REQUIRED WORK
The expected answer is a copy of every line in the listing that has the word "from".
★ ★ ★ ★
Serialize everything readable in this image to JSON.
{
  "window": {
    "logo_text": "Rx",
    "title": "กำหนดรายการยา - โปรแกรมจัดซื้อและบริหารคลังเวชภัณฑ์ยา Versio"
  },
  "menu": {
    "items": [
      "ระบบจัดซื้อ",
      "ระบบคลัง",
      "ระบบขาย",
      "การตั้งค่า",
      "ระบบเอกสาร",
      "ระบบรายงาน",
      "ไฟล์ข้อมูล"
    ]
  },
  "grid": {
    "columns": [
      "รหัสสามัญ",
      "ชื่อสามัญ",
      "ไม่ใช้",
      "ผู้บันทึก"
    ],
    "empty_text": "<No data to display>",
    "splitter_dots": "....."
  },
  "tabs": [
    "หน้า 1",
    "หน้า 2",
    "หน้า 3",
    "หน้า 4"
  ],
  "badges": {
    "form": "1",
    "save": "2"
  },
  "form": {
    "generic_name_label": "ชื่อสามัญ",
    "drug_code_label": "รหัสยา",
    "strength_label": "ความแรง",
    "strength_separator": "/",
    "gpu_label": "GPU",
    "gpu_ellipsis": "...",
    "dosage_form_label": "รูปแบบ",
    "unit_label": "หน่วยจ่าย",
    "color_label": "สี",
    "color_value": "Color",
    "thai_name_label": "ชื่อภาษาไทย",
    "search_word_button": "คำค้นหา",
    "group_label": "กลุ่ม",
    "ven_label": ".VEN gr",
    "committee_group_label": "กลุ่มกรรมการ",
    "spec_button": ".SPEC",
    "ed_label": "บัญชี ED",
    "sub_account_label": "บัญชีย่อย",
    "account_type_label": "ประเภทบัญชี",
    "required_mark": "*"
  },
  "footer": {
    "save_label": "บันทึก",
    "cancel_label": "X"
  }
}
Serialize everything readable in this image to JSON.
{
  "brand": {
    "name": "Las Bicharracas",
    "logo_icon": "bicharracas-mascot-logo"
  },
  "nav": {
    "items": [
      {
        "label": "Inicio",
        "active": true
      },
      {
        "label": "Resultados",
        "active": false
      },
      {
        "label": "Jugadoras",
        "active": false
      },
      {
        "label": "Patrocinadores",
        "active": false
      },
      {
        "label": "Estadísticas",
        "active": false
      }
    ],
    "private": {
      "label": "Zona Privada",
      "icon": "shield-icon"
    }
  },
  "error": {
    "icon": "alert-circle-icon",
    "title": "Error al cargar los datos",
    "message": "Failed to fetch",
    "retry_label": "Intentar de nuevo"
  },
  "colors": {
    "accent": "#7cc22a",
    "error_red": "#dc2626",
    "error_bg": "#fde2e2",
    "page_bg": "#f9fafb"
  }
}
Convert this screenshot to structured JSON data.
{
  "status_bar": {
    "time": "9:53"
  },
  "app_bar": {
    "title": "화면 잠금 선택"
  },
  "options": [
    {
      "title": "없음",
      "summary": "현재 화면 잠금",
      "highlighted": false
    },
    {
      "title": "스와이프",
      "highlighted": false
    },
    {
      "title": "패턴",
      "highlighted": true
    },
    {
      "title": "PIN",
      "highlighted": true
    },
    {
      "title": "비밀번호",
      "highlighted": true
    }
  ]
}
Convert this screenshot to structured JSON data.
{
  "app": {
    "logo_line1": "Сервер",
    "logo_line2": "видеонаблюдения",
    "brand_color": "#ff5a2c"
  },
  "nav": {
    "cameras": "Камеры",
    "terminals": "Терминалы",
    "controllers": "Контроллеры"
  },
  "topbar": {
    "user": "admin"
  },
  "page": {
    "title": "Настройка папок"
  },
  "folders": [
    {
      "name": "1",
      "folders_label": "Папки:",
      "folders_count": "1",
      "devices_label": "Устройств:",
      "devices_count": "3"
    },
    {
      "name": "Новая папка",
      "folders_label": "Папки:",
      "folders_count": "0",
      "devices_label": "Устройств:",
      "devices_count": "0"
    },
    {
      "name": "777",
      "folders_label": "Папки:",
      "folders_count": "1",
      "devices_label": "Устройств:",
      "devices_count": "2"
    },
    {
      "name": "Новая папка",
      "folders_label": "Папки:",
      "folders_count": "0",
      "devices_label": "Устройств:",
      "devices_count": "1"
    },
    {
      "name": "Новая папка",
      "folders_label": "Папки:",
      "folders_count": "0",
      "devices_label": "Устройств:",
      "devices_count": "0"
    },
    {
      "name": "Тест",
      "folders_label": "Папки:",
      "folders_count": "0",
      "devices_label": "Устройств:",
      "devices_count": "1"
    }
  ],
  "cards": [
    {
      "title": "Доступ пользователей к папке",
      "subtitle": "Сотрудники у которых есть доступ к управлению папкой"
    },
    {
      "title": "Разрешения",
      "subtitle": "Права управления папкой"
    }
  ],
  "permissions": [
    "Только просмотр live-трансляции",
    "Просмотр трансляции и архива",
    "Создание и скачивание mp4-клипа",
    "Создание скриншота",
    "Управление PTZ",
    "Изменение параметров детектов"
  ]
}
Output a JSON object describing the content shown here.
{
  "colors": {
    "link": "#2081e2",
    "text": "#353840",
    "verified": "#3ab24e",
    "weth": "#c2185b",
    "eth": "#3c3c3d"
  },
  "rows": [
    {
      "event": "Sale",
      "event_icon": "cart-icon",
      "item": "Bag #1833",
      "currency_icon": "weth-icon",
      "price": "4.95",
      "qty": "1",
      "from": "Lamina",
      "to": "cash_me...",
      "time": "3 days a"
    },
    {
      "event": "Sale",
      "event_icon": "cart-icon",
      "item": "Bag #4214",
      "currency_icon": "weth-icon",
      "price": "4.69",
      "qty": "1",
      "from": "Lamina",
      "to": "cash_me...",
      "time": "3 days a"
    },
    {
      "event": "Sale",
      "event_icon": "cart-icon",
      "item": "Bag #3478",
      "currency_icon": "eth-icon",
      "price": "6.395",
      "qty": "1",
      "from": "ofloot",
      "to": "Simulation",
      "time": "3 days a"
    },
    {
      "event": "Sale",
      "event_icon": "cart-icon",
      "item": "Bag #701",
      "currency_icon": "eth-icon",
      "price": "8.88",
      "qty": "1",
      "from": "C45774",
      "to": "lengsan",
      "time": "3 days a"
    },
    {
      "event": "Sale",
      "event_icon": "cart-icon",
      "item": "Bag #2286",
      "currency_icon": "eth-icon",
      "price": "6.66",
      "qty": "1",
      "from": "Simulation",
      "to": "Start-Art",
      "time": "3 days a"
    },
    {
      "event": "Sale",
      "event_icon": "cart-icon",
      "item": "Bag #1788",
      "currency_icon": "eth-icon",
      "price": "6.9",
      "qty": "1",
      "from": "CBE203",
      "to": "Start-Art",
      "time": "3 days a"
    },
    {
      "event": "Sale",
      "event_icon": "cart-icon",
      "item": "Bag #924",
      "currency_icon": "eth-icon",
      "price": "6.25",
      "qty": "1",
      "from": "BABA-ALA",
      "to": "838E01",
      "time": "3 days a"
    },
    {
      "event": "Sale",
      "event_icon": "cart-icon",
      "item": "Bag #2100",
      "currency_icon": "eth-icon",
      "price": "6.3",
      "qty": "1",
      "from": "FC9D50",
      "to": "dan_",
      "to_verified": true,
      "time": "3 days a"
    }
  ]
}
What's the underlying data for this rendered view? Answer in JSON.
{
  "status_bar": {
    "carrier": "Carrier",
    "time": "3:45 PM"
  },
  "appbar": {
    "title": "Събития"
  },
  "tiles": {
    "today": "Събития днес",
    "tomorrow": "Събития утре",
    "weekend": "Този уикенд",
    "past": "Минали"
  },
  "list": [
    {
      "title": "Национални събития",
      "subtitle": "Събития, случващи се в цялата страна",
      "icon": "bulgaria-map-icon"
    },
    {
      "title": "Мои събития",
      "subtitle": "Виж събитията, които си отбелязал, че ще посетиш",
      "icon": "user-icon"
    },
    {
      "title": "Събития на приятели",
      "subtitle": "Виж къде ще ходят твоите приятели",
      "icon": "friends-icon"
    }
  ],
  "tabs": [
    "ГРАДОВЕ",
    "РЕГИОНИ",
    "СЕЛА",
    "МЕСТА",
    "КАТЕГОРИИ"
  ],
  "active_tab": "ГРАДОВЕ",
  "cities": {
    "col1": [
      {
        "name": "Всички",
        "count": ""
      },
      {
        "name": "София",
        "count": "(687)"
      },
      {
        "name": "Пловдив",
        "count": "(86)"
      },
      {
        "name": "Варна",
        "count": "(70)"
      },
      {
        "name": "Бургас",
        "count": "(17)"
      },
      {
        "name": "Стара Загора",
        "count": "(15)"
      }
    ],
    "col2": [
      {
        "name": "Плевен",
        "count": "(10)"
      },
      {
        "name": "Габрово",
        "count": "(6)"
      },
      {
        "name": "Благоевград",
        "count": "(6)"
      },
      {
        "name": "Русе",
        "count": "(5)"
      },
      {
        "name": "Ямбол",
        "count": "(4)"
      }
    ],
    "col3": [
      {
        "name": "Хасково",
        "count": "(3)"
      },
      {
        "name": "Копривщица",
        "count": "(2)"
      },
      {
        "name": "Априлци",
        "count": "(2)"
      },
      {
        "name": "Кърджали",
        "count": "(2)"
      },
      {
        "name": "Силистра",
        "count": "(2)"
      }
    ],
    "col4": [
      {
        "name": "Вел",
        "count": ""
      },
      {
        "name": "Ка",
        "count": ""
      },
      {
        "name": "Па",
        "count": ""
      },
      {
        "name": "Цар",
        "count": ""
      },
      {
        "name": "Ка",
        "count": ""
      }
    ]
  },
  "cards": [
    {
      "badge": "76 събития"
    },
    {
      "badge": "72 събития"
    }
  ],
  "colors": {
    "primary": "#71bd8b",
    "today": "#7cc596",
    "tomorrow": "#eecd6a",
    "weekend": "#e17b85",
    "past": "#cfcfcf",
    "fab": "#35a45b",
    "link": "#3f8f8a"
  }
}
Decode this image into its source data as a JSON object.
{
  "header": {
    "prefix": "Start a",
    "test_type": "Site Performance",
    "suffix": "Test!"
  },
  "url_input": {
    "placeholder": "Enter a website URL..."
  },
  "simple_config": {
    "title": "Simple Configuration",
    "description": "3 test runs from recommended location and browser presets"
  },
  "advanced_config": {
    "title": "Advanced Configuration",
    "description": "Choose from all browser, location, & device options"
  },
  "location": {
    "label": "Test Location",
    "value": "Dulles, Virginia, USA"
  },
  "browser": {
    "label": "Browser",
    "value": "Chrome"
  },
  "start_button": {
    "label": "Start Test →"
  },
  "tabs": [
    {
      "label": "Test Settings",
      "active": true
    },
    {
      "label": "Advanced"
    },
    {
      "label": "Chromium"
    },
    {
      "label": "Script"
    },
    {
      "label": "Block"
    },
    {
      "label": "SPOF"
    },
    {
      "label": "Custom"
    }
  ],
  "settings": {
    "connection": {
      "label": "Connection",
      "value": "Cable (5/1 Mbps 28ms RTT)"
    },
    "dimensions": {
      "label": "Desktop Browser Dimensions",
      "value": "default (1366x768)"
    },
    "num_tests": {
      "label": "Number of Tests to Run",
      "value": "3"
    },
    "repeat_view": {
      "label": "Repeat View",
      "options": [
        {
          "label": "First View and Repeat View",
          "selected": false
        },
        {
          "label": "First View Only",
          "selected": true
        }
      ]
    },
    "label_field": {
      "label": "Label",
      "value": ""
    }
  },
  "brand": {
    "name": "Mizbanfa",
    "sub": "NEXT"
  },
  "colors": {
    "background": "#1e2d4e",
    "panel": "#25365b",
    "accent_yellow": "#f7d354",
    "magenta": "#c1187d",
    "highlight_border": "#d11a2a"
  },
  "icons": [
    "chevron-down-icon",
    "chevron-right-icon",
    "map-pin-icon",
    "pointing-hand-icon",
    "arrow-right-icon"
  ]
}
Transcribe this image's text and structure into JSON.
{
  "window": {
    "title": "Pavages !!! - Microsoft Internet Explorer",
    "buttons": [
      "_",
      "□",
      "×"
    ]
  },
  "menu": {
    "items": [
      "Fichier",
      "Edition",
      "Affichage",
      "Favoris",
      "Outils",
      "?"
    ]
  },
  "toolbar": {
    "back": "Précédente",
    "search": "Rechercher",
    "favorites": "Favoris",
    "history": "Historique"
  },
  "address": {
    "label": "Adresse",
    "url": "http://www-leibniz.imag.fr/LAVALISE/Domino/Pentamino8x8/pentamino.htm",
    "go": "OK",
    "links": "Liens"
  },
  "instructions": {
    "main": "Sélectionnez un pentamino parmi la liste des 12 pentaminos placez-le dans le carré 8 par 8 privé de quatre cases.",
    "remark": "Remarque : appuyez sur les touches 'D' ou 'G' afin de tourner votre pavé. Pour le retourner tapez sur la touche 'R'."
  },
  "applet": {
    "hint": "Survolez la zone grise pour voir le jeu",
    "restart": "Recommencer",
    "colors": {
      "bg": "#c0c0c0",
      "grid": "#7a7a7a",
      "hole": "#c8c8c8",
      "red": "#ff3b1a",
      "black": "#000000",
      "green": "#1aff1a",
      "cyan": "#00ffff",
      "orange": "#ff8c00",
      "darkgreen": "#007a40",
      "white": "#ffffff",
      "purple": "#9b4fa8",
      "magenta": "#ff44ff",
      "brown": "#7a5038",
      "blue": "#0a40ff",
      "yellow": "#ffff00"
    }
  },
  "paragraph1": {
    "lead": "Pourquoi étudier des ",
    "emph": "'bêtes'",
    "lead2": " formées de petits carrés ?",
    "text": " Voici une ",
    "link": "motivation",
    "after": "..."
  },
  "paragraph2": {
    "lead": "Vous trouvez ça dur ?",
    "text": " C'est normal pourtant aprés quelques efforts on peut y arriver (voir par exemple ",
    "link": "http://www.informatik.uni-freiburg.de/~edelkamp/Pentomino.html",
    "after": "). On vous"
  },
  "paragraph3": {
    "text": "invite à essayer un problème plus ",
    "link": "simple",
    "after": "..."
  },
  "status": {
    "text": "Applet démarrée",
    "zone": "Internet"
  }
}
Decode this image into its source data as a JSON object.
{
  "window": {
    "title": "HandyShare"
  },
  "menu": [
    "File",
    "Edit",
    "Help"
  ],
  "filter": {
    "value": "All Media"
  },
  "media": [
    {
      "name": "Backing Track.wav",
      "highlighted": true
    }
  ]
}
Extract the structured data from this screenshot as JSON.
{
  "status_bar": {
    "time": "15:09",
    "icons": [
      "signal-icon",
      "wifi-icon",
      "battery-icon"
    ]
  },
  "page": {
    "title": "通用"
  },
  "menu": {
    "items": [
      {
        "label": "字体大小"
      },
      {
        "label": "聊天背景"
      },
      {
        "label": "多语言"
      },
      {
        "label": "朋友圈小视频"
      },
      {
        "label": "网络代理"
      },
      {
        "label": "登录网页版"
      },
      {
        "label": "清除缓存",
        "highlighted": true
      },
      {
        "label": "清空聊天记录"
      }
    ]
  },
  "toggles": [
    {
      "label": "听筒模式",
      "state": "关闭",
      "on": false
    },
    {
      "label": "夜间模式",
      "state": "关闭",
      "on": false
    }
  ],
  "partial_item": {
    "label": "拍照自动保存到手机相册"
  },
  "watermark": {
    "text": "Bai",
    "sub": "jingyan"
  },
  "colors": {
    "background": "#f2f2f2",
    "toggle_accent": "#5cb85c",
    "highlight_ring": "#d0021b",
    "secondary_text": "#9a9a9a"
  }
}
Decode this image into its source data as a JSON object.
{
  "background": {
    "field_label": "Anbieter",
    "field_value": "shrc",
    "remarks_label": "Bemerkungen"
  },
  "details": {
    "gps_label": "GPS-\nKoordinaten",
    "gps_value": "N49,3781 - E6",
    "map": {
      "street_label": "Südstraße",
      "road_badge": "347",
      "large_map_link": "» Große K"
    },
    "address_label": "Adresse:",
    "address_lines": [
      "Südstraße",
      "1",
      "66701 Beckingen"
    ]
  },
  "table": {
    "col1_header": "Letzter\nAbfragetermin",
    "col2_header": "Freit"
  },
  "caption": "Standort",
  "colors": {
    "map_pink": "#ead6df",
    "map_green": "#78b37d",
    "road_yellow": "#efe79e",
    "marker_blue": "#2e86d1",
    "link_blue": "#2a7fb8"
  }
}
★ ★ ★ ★
TASK RESPONSE
      "from": "Lamina",
      "from": "Lamina",
      "from": "ofloot",
      "from": "C45774",
      "from": "Simulation",
      "from": "CBE203",
      "from": "BABA-ALA",
      "from": "FC9D50",
    "description": "3 test runs from recommended location and browser presets"
    "description": "Choose from all browser, location, & device options"
Extract the structured data from this screenshot as JSON.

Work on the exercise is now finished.